══ Records supplied ══

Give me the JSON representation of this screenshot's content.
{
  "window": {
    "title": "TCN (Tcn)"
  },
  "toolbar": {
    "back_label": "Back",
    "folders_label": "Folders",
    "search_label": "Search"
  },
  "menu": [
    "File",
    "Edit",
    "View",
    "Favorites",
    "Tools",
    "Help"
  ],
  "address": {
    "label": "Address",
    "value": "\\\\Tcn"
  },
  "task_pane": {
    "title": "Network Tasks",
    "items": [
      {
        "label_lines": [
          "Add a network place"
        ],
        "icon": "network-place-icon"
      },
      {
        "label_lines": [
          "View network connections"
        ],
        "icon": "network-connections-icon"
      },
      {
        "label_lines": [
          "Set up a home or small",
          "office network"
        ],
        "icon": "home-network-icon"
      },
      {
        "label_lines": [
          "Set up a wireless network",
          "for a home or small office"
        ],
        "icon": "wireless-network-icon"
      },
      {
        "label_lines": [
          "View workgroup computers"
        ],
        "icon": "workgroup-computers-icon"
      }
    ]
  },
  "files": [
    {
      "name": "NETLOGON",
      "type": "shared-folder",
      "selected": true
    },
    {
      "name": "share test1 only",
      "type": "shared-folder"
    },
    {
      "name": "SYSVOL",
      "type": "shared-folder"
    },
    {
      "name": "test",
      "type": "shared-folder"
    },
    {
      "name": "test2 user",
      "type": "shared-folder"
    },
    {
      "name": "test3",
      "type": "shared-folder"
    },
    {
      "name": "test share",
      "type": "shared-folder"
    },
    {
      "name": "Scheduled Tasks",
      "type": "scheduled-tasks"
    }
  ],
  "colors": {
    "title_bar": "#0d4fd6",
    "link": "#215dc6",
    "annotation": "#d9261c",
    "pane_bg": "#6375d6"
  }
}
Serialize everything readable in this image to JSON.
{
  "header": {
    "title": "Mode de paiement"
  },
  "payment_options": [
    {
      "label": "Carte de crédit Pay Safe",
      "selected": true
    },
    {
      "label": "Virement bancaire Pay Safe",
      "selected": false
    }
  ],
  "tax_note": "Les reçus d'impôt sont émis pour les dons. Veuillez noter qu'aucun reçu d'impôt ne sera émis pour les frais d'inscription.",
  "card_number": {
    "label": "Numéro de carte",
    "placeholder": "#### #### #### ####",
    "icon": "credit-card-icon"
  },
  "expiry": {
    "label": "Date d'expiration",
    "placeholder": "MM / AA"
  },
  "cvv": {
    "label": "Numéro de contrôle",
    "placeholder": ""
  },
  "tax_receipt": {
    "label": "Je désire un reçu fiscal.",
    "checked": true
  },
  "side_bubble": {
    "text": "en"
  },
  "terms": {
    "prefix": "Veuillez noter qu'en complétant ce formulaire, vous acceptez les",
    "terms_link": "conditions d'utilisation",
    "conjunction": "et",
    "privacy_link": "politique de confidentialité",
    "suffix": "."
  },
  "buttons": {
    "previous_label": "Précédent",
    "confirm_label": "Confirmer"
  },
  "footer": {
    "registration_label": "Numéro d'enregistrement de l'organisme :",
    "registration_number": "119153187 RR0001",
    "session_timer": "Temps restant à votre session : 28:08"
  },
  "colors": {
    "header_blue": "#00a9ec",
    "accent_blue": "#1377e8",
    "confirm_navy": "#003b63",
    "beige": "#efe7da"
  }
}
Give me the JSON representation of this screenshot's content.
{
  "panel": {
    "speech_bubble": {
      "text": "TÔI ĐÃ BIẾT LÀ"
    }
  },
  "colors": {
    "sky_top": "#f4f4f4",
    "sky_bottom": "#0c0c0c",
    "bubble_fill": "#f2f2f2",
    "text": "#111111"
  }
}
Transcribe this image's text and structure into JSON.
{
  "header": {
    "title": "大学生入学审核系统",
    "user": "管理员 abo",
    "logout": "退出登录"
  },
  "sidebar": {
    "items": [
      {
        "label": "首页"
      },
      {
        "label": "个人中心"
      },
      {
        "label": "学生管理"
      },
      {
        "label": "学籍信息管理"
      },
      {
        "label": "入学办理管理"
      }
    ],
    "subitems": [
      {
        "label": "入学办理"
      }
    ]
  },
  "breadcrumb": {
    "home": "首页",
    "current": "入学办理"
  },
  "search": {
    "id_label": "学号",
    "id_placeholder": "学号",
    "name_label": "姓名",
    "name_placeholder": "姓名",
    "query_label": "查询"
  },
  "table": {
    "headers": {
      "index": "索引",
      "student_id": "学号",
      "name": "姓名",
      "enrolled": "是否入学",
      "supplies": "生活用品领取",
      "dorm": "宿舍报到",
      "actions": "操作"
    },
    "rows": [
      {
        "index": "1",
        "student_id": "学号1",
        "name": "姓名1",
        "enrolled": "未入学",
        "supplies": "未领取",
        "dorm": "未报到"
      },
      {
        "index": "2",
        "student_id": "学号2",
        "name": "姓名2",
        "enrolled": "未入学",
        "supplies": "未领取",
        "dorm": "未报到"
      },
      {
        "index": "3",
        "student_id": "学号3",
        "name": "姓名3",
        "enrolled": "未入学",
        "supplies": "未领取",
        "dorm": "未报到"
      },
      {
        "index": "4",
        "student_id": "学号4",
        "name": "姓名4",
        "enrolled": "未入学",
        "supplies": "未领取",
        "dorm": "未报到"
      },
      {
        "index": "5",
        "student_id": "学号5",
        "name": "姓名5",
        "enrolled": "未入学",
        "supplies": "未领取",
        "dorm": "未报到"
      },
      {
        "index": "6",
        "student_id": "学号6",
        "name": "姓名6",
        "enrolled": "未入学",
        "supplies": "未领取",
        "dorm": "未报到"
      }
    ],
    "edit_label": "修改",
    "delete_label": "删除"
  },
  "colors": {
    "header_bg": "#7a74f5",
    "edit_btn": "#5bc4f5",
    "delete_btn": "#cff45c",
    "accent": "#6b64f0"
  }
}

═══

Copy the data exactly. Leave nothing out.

Give me the JSON representation of this screenshot's content.
{
  "window": {
    "title": "TCN (Tcn)"
  },
  "toolbar": {
    "back_label": "Back",
    "folders_label": "Folders",
    "search_label": "Search"
  },
  "menu": [
    "File",
    "Edit",
    "View",
    "Favorites",
    "Tools",
    "Help"
  ],
  "address": {
    "label": "Address",
    "value": "\\\\Tcn"
  },
  "task_pane": {
    "title": "Network Tasks",
    "items": [
      {
        "label_lines": [
          "Add a network place"
        ],
        "icon": "network-place-icon"
      },
      {
        "label_lines": [
          "View network connections"
        ],
        "icon": "network-connections-icon"
      },
      {
        "label_lines": [
          "Set up a home or small",
          "office network"
        ],
        "icon": "home-network-icon"
      },
      {
        "label_lines": [
          "Set up a wireless network",
          "for a home or small office"
        ],
        "icon": "wireless-network-icon"
      },
      {
        "label_lines": [
          "View workgroup computers"
        ],
        "icon": "workgroup-computers-icon"
      }
    ]
  },
  "files": [
    {
      "name": "NETLOGON",
      "type": "shared-folder",
      "selected": true
    },
    {
      "name": "share test1 only",
      "type": "shared-folder"
    },
    {
      "name": "SYSVOL",
      "type": "shared-folder"
    },
    {
      "name": "test",
      "type": "shared-folder"
    },
    {
      "name": "test2 user",
      "type": "shared-folder"
    },
    {
      "name": "test3",
      "type": "shared-folder"
    },
    {
      "name": "test share",
      "type": "shared-folder"
    },
    {
      "name": "Scheduled Tasks",
      "type": "scheduled-tasks"
    }
  ],
  "colors": {
    "title_bar": "#0d4fd6",
    "link": "#215dc6",
    "annotation": "#d9261c",
    "pane_bg": "#6375d6"
  }
}
Serialize everything readable in this image to JSON.
{
  "header": {
    "title": "Mode de paiement"
  },
  "payment_options": [
    {
      "label": "Carte de crédit Pay Safe",
      "selected": true
    },
    {
      "label": "Virement bancaire Pay Safe",
      "selected": false
    }
  ],
  "tax_note": "Les reçus d'impôt sont émis pour les dons. Veuillez noter qu'aucun reçu d'impôt ne sera émis pour les frais d'inscription.",
  "card_number": {
    "label": "Numéro de carte",
    "placeholder": "#### #### #### ####",
    "icon": "credit-card-icon"
  },
  "expiry": {
    "label": "Date d'expiration",
    "placeholder": "MM / AA"
  },
  "cvv": {
    "label": "Numéro de contrôle",
    "placeholder": ""
  },
  "tax_receipt": {
    "label": "Je désire un reçu fiscal.",
    "checked": true
  },
  "side_bubble": {
    "text": "en"
  },
  "terms": {
    "prefix": "Veuillez noter qu'en complétant ce formulaire, vous acceptez les",
    "terms_link": "conditions d'utilisation",
    "conjunction": "et",
    "privacy_link": "politique de confidentialité",
    "suffix": "."
  },
  "buttons": {
    "previous_label": "Précédent",
    "confirm_label": "Confirmer"
  },
  "footer": {
    "registration_label": "Numéro d'enregistrement de l'organisme :",
    "registration_number": "119153187 RR0001",
    "session_timer": "Temps restant à votre session : 28:08"
  },
  "colors": {
    "header_blue": "#00a9ec",
    "accent_blue": "#1377e8",
    "confirm_navy": "#003b63",
    "beige": "#efe7da"
  }
}
Give me the JSON representation of this screenshot's content.
{
  "panel": {
    "speech_bubble": {
      "text": "TÔI ĐÃ BIẾT LÀ"
    }
  },
  "colors": {
    "sky_top": "#f4f4f4",
    "sky_bottom": "#0c0c0c",
    "bubble_fill": "#f2f2f2",
    "text": "#111111"
  }
}
Transcribe this image's text and structure into JSON.
{
  "header": {
    "title": "大学生入学审核系统",
    "user": "管理员 abo",
    "logout": "退出登录"
  },
  "sidebar": {
    "items": [
      {
        "label": "首页"
      },
      {
        "label": "个人中心"
      },
      {
        "label": "学生管理"
      },
      {
        "label": "学籍信息管理"
      },
      {
        "label": "入学办理管理"
      }
    ],
    "subitems": [
      {
        "label": "入学办理"
      }
    ]
  },
  "breadcrumb": {
    "home": "首页",
    "current": "入学办理"
  },
  "search": {
    "id_label": "学号",
    "id_placeholder": "学号",
    "name_label": "姓名",
    "name_placeholder": "姓名",
    "query_label": "查询"
  },
  "table": {
    "headers": {
      "index": "索引",
      "student_id": "学号",
      "name": "姓名",
      "enrolled": "是否入学",
      "supplies": "生活用品领取",
      "dorm": "宿舍报到",
      "actions": "操作"
    },
    "rows": [
      {
        "index": "1",
        "student_id": "学号1",
        "name": "姓名1",
        "enrolled": "未入学",
        "supplies": "未领取",
        "dorm": "未报到"
      },
      {
        "index": "2",
        "student_id": "学号2",
        "name": "姓名2",
        "enrolled": "未入学",
        "supplies": "未领取",
        "dorm": "未报到"
      },
      {
        "index": "3",
        "student_id": "学号3",
        "name": "姓名3",
        "enrolled": "未入学",
        "supplies": "未领取",
        "dorm": "未报到"
      },
      {
        "index": "4",
        "student_id": "学号4",
        "name": "姓名4",
        "enrolled": "未入学",
        "supplies": "未领取",
        "dorm": "未报到"
      },
      {
        "index": "5",
        "student_id": "学号5",
        "name": "姓名5",
        "enrolled": "未入学",
        "supplies": "未领取",
        "dorm": "未报到"
      },
      {
        "index": "6",
        "student_id": "学号6",
        "name": "姓名6",
        "enrolled": "未入学",
        "supplies": "未领取",
        "dorm": "未报到"
      }
    ],
    "edit_label": "修改",
    "delete_label": "删除"
  },
  "colors": {
    "header_bg": "#7a74f5",
    "edit_btn": "#5bc4f5",
    "delete_btn": "#cff45c",
    "accent": "#6b64f0"
  }
}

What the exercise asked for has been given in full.